This element is supported by all web browsers, including older ones like IE5. They will display it in a Monospace font, which is the same style used for the code and pre elements.

Example of samp element

Exploring the Keyboard Input Element

The kbd element, also known as the Keyboard Input Element, is used to represent user input. Just like the samp element, the kbd is often seen in technical or computer-related articles.

For instance, if you need to tell your readers to type certain characters in an application’s input field, you would use the kbd element like this:

 To confirm deletion of your account, type <kbd>DELETE</kbd>.

The kbd element can also denote actual keys on a keyboard.

 Press <kbd>Enter</kbd> to create a new line.

When paired with the samp element, kbd can signify inputs made via the application’s interface, such as buttons or menus. Here’s an example:

 Click <kbd><samp>Agree</samp></kbd> to proceed.

Although primarily for “Keyboard Input,” the kbd element can also be used for other types of input like voice commands. For tutorials involving voice commands with Siri, Google Voice, or Cortana, you can enclose the spoken words within a kbd tag.

 ...the <kbd>Ok Google</kbd> hotword isn't region-locked and can be activated in a couple of steps.

By default, the kbd is displayed in Monospace just like the samp element.

Adding Style to Distinguish Elements

While these elements are beneficial for machines to understand content, they look the same to readers because they’re all shown in Monospace. To differentiate them, we can style them uniquely.

Let’s say we want to make keyboard keys or app buttons stand out. We could assign them a class like button-input.

Then we’d add these CSS styles:

 .button-input {
   border: 1px solid #333;
   background: linear-gradient(#aaa 0%, #555 100%);
   color: #fff;
   padding: 3px 8px;
   border-radius: 3px;
   box-shadow: 0px 2px 0px 0px #111;

This styling will give them a realistic button appearance.

Example of kbd element

Understanding the Variable Element

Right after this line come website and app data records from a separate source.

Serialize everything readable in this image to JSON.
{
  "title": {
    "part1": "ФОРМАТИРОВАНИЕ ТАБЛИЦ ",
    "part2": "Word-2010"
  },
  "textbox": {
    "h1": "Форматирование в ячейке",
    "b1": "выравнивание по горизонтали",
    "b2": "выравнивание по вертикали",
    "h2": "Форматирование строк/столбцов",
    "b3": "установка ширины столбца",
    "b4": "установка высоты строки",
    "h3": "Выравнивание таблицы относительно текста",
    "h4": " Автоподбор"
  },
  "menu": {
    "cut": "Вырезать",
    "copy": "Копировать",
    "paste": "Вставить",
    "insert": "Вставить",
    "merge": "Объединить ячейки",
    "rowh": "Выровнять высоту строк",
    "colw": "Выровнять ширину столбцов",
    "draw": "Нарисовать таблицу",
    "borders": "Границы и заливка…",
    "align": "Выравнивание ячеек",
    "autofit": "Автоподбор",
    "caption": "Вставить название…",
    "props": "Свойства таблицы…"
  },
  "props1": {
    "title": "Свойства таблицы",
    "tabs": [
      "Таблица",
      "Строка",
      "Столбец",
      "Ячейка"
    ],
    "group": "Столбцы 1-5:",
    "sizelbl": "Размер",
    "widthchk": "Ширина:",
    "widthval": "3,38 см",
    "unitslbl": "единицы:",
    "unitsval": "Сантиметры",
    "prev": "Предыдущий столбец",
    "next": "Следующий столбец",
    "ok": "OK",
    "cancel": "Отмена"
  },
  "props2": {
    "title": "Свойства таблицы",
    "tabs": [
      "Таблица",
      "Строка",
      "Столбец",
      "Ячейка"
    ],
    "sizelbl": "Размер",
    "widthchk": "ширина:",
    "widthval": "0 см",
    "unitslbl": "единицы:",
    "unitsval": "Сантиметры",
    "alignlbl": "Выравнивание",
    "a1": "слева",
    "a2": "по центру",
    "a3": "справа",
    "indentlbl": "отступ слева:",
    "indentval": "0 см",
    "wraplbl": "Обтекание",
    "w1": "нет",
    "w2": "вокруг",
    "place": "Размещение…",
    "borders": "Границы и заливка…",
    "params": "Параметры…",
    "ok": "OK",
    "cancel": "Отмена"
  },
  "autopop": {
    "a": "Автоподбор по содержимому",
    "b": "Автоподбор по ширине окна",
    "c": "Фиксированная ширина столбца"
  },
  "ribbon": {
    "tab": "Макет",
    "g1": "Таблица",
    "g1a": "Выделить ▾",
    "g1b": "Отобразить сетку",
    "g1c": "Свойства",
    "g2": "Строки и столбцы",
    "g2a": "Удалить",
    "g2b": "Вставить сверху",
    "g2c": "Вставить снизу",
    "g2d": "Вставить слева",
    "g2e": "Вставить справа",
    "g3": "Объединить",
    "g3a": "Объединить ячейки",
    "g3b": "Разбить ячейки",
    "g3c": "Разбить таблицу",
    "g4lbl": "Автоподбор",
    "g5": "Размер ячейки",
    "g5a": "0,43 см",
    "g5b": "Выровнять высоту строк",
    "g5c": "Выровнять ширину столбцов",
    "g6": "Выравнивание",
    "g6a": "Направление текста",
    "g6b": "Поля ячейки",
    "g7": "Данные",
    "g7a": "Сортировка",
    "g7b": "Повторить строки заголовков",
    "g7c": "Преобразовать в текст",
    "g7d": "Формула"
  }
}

The var element, short for Variable Element, is utilized to indicate a variable in mathematical expressions or programming contexts. This tag is particularly handy when writing tutorials that include equations:

 <code>var <var>y</var> = Math.sqrt(16);</code>

In the example above, the entire equation is encapsulated in a code element because it represents a line of JavaScript code. The variable within that equation, ‘y’, is wrapped with a var element to denote it as a variable.

Highlighting Terms with the Defining Element

The dfn element, or Defining Element, is used to signify a term being defined or introduced, often seen in specialized fields or industries laden with jargon. Here’s how you might use dfn to define industry-specific terminology:

 <p><dfn>Breadcrumbs</dfn> or <dfn>breadcrumb trail</dfn> are used in user interfaces to help users track their locations within programs or documents. The term is derived from the breadcrumb trail left by Hansel and Gretel in the classic fairy tale.</p>

Web browsers typically render the dfn element in italics, aligning with the traditional typographic practice of introducing a new or foreign term.

Example of dfn element

The Mark Element: Highlighting Text in HTML5

Introduced in HTML5, the mark element is designed to highlight parts of text that should stand out to the reader. By default, it’s displayed in a bright, attention-grabbing color:

Example of mark element

Further information and examples of the mark element can be found in the W3C’s documentation on Text Level Semantics – Mark Element.

Final Thoughts on Semantic HTML

Rather than defaulting to generic tags like div or span, it’s advantageous to use more semantic elements. This practice helps machines — whether applications, search engine bots, or assistive devices — to better parse and understand the content. Hopefully, this exploration serves as a helpful guide for those looking to adopt more meaningful HTML structures.